Parathyroid Hormone Response in Newborn Infants during Exchange Transfusion with Blood supplemented with Citrate and Phosphate: Effect of iv Calcium(37)

    loading  Checking for direct PDF access through Ovid



We studied secretory parathyroid function in 16 newborn infants, aged 34–137 hr, before, during, and after exchange transfusion with a radioimmunoassay recognizing mainly intact human parathyroid hormone-(1–84) (hPTH-(1–84)). Before the exchange transfusion, serum calcium was normal or decreased, whereas parathyroid hormone (PTH) was within or above the range of normal adults. Serum PTH approached a maximum at decreased serum ionized and total calcium levels which were close to the normal range. During the early period of the exchange transfusion, serum ionized calcium was decreased as a result of the administration of considerable amounts of phosphate and citrate in the donor-blood and PTH was raised to levels seen in hypocalcemic infants before the exchange transfusion.
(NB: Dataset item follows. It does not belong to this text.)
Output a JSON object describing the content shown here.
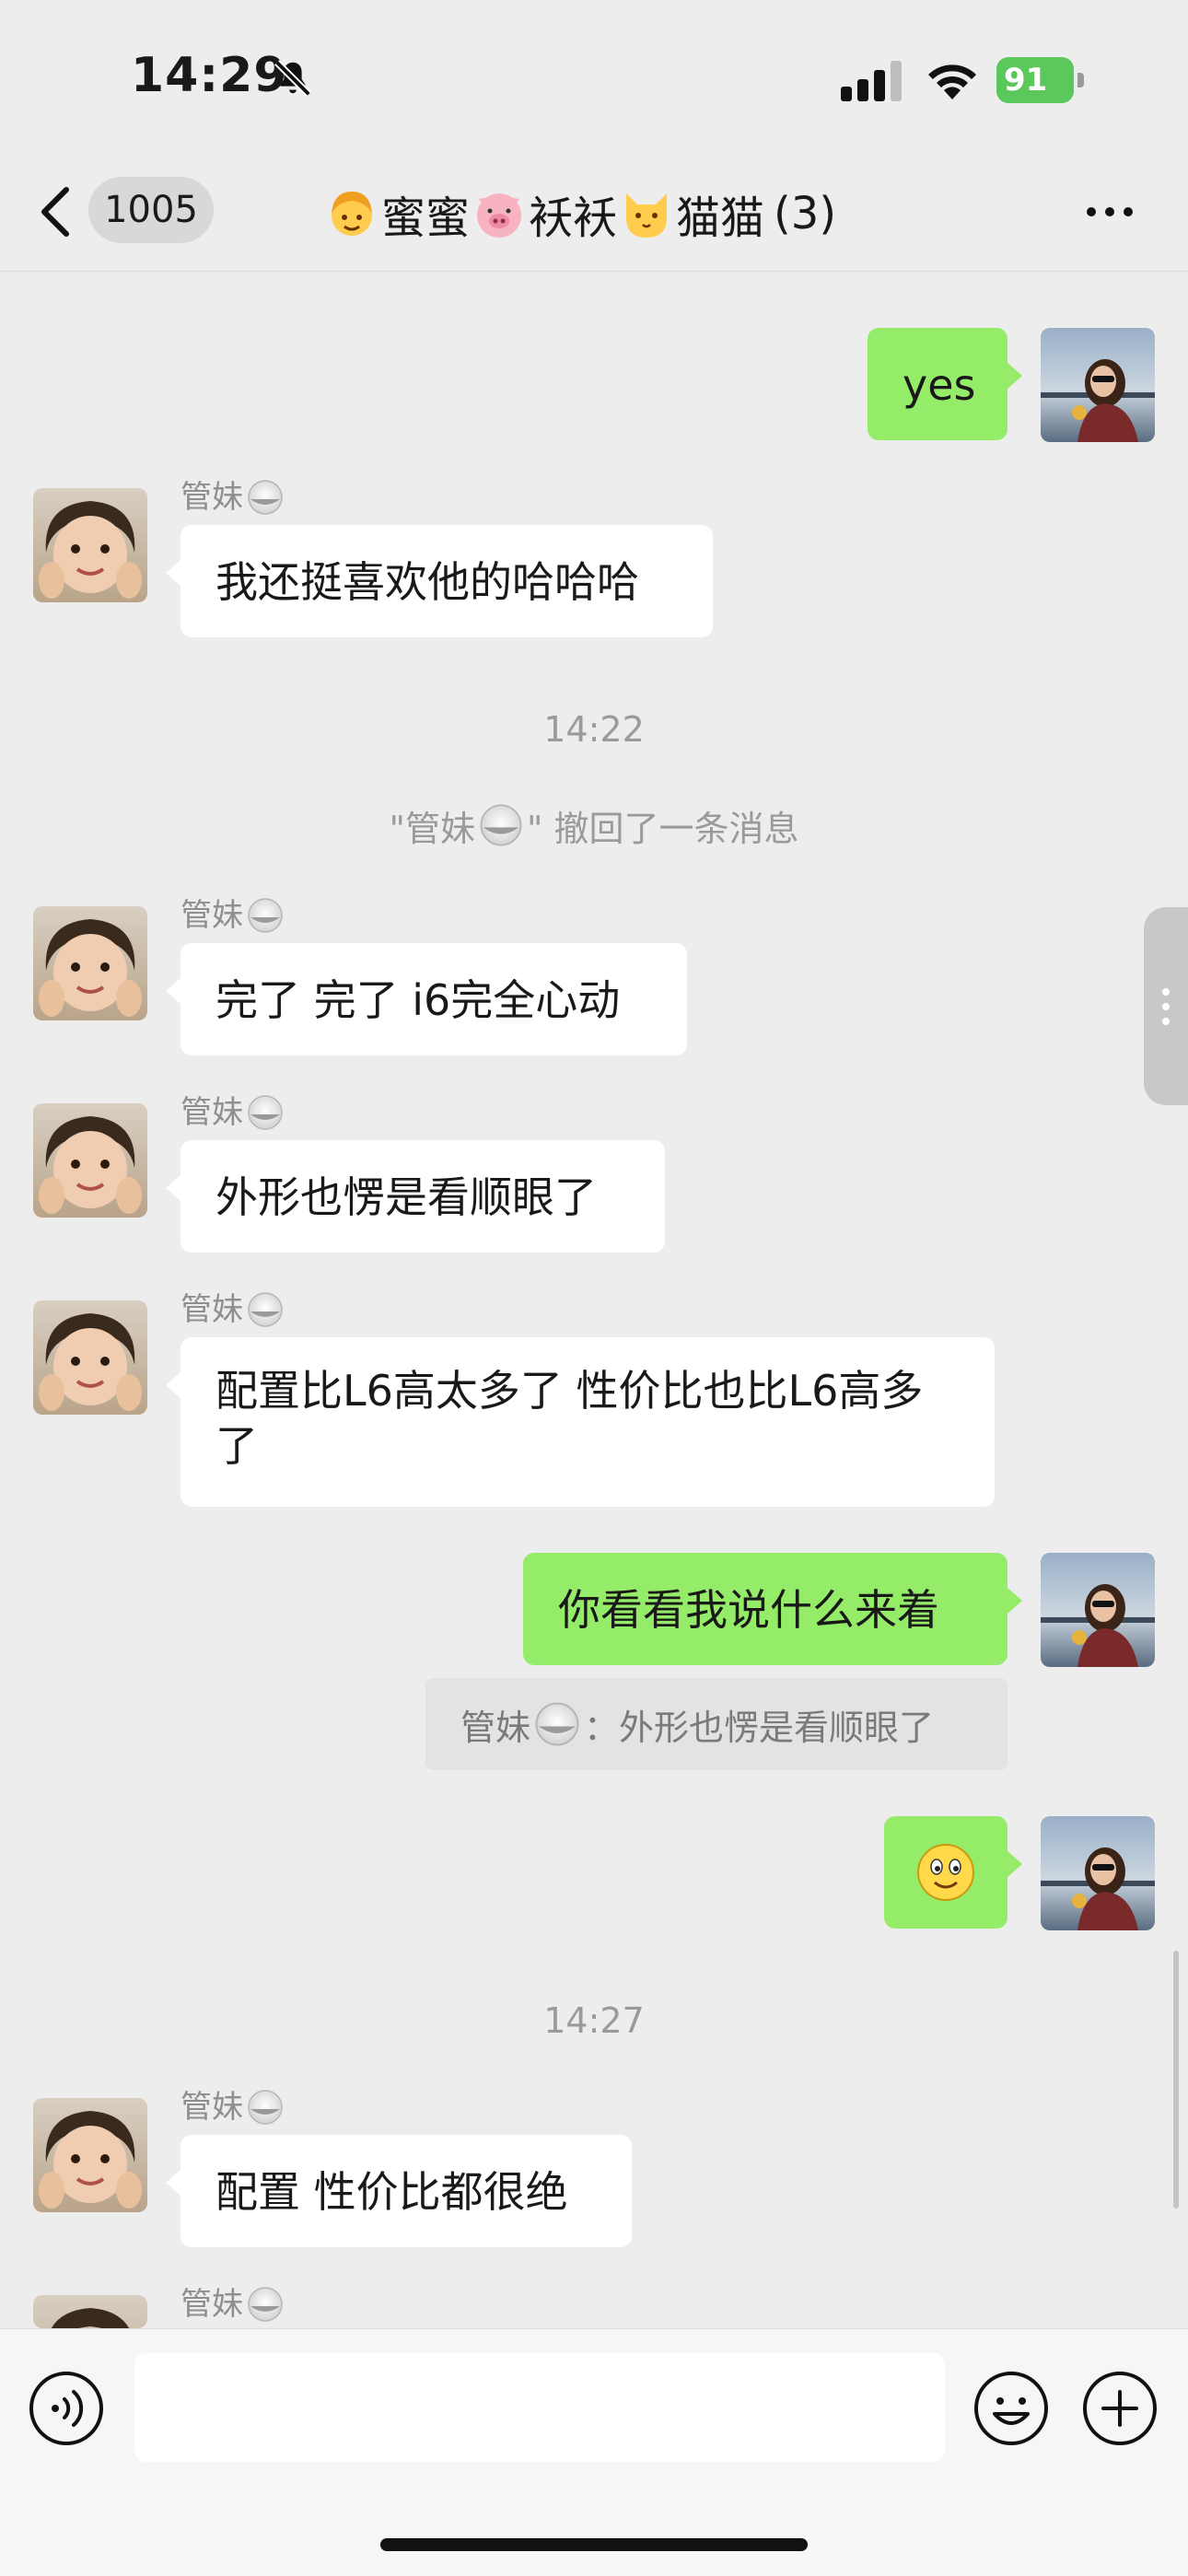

Thereafter, serum ionized calcium remained low, whereas mean PTH concentrations were below basal levels. These inappropriately low PTH levels in relation to lowered serum-ionized calcium concentrations are probably the result of inadequate PTH secretion, which is enhanced by withdrawal of large amounts of presumably biologically active PTH-(1–84) during the exchange transfusion. Serum total calcium, on the other hand, was raised during the exchange transfusion probably as a result of calcium mobilization, and the net calcium balance expressed as the difference of calcium administered and in the withdrawn blood was negative. Even though serum ionized calcium decreased to levels below 2.5 mg/dl during the exchange transfusion, tetany was never observed, iv injections of calcium during the exchange transfusion caused temporary increases in total, but not in ionized calcium levels and shortening of Q-oTc intervals lasting for less than 1 min. We, therefore, advocate that iv calcium injections at regular time intervals during the exchange transfusion with donor blood preserved in citrate and phosphate should no longer be recommended as a prophylactic measure for preventing the decrease in serum-ionized calcium.

Parathyroid secretory function is inversely related to serum calcium concentrations in newborn infants. Serum PTH secretion is maximal at serum-ionized and total calcium concentrations close to the normal range despite further reduction to more markedly hypocalcemic levels. Transitory hypoparathyroidism occurs during exchange transfusion as a result of the removal of considerable amounts of biologically active PTH-(1–84).

Related Topics

    loading  Loading Related Articles